◆ Exercise ◆
Within the listing, how many lines hold the word "type"? Give the number by itself.

◆ Task data ◆
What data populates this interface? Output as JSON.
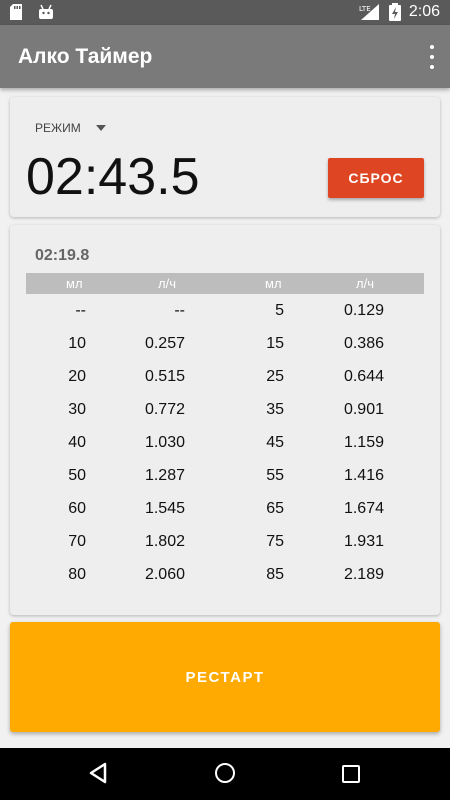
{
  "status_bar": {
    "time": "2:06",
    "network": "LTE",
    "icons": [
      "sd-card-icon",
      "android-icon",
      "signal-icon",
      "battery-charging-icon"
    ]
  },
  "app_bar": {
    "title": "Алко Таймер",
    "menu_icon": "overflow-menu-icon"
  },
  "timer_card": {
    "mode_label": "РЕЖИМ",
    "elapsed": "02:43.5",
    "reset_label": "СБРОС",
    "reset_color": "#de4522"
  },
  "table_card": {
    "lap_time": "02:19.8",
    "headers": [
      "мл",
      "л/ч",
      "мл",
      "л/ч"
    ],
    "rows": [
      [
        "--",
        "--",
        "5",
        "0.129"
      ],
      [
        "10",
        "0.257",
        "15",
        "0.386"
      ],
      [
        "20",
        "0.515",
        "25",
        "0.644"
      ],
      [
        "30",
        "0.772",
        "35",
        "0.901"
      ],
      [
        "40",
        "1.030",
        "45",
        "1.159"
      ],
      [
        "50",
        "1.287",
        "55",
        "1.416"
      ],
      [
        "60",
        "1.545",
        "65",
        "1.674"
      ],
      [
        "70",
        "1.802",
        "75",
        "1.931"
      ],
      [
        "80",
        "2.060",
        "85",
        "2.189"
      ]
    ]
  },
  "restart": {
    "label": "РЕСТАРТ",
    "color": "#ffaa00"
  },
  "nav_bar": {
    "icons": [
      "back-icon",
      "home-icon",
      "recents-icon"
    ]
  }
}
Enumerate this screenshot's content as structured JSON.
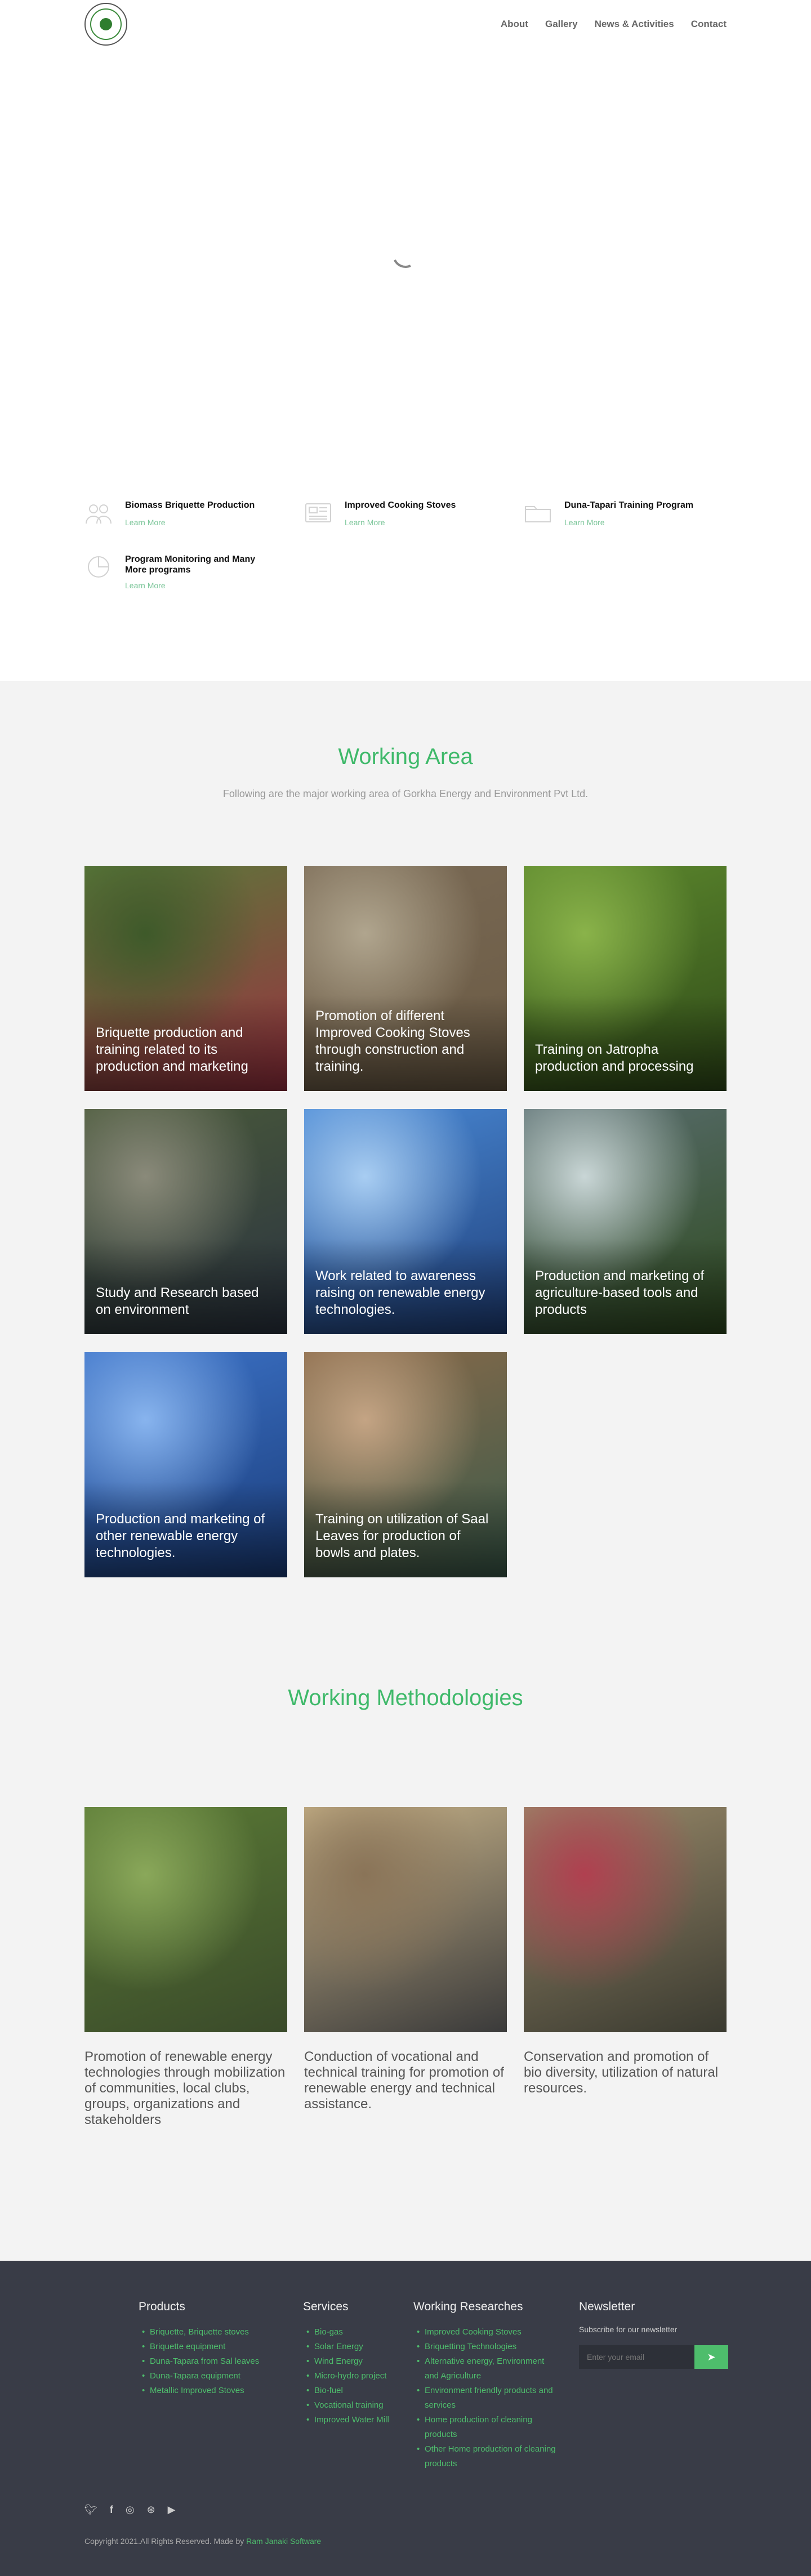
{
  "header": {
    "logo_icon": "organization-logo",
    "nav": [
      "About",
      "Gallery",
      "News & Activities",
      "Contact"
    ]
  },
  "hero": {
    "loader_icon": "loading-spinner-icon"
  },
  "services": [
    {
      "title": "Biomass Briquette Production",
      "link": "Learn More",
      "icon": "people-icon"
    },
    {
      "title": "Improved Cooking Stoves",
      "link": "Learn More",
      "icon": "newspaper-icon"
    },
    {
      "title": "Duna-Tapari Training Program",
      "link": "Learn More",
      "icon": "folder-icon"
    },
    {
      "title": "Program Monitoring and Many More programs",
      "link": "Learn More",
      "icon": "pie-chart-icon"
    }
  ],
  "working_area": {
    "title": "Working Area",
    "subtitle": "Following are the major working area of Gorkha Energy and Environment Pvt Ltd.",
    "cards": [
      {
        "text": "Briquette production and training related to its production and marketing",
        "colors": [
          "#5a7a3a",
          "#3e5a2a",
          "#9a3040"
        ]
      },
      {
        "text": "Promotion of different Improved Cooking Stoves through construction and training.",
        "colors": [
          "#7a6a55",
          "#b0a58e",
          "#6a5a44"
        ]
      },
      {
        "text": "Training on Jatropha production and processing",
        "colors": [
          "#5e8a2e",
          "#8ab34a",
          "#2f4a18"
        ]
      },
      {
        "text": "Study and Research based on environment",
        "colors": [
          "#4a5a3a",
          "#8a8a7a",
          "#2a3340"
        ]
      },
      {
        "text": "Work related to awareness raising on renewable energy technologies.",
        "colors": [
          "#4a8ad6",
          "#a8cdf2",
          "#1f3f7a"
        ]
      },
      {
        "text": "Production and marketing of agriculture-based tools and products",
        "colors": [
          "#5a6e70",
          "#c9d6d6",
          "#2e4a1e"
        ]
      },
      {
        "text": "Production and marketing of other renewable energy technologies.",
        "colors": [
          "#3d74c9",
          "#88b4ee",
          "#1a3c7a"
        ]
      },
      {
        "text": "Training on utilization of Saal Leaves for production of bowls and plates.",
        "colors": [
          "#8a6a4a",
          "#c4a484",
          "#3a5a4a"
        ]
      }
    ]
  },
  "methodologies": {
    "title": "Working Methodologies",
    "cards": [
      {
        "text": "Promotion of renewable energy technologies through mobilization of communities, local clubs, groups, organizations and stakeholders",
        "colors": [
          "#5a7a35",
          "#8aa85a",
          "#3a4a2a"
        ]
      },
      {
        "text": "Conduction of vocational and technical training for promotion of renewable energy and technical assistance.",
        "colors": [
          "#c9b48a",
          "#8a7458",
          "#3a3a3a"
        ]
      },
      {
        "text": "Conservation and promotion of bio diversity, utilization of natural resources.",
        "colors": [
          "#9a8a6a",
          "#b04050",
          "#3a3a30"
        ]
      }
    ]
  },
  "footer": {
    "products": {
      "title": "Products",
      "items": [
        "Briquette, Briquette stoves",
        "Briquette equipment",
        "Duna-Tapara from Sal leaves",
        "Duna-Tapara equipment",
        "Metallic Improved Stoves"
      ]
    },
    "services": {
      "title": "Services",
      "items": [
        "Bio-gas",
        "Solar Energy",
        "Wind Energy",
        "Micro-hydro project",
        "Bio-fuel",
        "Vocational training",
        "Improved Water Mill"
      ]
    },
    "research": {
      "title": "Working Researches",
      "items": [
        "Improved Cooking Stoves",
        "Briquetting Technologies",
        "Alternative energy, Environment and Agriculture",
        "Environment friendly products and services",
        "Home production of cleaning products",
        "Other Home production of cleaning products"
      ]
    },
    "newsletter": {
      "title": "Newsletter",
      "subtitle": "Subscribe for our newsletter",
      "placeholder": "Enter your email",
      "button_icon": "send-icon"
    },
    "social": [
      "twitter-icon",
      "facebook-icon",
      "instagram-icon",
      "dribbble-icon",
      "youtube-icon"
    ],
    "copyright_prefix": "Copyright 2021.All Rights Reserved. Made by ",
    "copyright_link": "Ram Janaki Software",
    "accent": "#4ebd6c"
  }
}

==

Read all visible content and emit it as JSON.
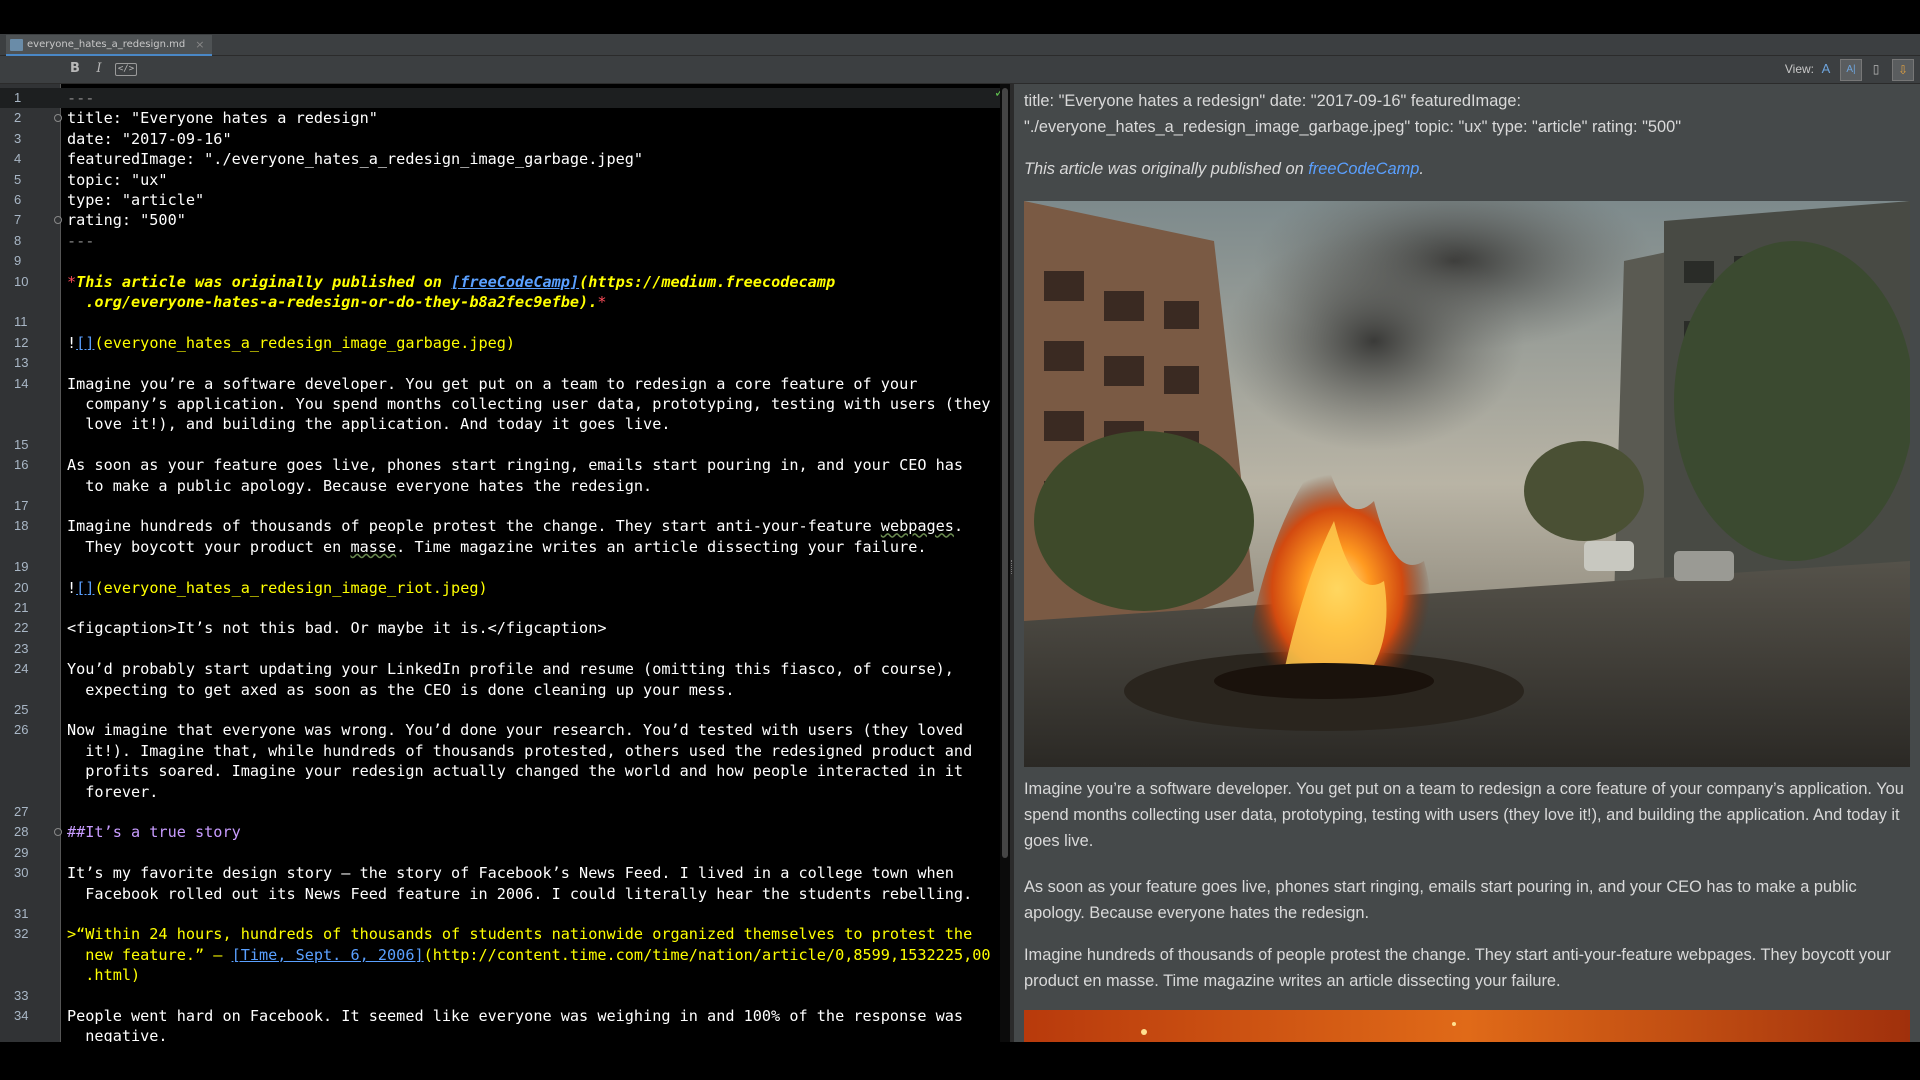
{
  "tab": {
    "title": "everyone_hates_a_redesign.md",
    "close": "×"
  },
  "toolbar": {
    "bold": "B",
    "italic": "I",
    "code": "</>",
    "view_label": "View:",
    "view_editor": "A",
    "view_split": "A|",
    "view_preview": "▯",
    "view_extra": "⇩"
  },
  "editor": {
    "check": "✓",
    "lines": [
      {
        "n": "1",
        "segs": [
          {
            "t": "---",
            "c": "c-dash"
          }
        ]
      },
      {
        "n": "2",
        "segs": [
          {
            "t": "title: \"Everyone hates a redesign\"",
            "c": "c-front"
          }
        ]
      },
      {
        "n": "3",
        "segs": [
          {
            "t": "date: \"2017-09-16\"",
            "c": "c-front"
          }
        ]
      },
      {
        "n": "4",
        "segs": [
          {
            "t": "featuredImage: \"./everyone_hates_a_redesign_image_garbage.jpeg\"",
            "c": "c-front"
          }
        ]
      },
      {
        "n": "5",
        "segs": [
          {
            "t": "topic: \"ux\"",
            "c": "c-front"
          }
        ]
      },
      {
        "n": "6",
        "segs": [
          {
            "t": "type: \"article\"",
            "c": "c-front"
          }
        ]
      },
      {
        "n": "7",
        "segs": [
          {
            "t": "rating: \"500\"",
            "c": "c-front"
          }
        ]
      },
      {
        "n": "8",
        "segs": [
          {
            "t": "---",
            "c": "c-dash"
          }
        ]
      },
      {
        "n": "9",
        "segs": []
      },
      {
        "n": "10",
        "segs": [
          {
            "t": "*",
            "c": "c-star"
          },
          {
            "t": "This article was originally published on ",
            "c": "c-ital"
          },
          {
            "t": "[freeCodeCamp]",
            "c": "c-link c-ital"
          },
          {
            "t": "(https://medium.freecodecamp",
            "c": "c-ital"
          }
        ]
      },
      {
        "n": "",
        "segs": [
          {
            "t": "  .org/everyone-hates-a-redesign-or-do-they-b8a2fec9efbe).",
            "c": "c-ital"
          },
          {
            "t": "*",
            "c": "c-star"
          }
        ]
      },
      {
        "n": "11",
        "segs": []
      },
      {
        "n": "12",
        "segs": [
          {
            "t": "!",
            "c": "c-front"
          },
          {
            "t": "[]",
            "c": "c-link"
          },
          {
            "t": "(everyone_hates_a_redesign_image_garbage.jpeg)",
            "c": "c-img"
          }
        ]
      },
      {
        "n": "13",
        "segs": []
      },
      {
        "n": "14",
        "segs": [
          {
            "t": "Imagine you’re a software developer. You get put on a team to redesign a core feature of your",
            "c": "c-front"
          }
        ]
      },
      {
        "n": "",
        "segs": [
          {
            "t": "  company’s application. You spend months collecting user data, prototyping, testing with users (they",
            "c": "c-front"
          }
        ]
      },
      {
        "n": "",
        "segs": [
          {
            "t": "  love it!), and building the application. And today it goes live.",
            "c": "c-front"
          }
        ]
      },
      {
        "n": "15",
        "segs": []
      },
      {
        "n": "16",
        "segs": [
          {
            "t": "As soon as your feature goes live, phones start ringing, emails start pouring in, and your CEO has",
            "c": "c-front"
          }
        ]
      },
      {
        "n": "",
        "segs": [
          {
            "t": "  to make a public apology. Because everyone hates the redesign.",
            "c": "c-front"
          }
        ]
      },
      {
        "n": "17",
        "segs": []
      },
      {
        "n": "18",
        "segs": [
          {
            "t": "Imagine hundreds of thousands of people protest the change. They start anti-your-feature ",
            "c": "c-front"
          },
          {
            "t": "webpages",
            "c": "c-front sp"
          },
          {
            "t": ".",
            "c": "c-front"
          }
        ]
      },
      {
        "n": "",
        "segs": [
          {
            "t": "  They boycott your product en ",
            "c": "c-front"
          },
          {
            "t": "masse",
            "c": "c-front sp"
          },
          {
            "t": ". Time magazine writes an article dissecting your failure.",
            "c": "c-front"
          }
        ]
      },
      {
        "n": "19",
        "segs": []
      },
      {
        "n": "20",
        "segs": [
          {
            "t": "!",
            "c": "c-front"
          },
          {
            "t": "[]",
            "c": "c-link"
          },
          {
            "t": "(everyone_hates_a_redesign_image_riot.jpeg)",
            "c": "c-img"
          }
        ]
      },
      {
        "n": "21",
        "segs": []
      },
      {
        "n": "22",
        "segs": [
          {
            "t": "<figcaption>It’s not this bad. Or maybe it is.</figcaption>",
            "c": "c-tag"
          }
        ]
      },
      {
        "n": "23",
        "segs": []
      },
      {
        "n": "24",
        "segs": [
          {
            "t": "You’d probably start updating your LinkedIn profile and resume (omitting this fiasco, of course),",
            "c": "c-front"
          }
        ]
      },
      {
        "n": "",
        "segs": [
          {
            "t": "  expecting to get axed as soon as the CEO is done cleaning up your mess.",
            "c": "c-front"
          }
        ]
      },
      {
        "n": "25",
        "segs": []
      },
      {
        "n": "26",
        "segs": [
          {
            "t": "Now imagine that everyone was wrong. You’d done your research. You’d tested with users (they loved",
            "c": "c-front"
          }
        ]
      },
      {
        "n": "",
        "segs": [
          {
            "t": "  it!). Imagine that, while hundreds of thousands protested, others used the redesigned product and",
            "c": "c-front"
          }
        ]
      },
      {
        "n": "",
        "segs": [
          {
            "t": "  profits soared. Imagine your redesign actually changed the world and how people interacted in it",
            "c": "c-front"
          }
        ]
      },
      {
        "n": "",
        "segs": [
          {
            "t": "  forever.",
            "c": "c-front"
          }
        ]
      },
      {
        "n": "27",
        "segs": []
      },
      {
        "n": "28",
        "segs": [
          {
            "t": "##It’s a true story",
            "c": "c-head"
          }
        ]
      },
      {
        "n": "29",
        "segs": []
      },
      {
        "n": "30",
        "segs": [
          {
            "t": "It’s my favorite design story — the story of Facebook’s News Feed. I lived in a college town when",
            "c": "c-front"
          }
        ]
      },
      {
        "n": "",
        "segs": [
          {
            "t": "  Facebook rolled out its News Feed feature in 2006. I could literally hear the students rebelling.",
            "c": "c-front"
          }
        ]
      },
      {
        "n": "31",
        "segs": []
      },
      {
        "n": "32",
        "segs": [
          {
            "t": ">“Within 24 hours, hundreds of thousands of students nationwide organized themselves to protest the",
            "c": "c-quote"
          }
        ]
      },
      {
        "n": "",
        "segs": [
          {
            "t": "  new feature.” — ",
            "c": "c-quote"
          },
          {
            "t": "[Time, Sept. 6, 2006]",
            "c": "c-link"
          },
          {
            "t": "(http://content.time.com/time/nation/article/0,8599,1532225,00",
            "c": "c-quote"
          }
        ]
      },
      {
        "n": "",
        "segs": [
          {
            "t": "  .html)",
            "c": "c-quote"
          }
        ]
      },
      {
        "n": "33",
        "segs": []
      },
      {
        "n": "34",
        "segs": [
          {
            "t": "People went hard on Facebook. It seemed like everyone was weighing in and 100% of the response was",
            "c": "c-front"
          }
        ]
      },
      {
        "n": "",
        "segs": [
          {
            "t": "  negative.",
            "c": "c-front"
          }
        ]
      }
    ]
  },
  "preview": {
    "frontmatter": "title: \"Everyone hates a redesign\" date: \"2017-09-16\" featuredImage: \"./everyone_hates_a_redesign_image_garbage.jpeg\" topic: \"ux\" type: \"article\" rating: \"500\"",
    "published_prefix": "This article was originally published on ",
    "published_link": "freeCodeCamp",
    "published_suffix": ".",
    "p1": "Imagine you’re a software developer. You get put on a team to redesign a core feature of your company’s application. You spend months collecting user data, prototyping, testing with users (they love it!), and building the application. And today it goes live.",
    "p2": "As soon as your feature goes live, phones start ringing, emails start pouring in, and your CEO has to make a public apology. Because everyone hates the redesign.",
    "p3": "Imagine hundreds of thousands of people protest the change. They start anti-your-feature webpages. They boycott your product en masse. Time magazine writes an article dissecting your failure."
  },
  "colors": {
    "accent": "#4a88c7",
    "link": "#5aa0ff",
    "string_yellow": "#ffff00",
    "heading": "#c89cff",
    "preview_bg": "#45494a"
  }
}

◆ Result ◆
2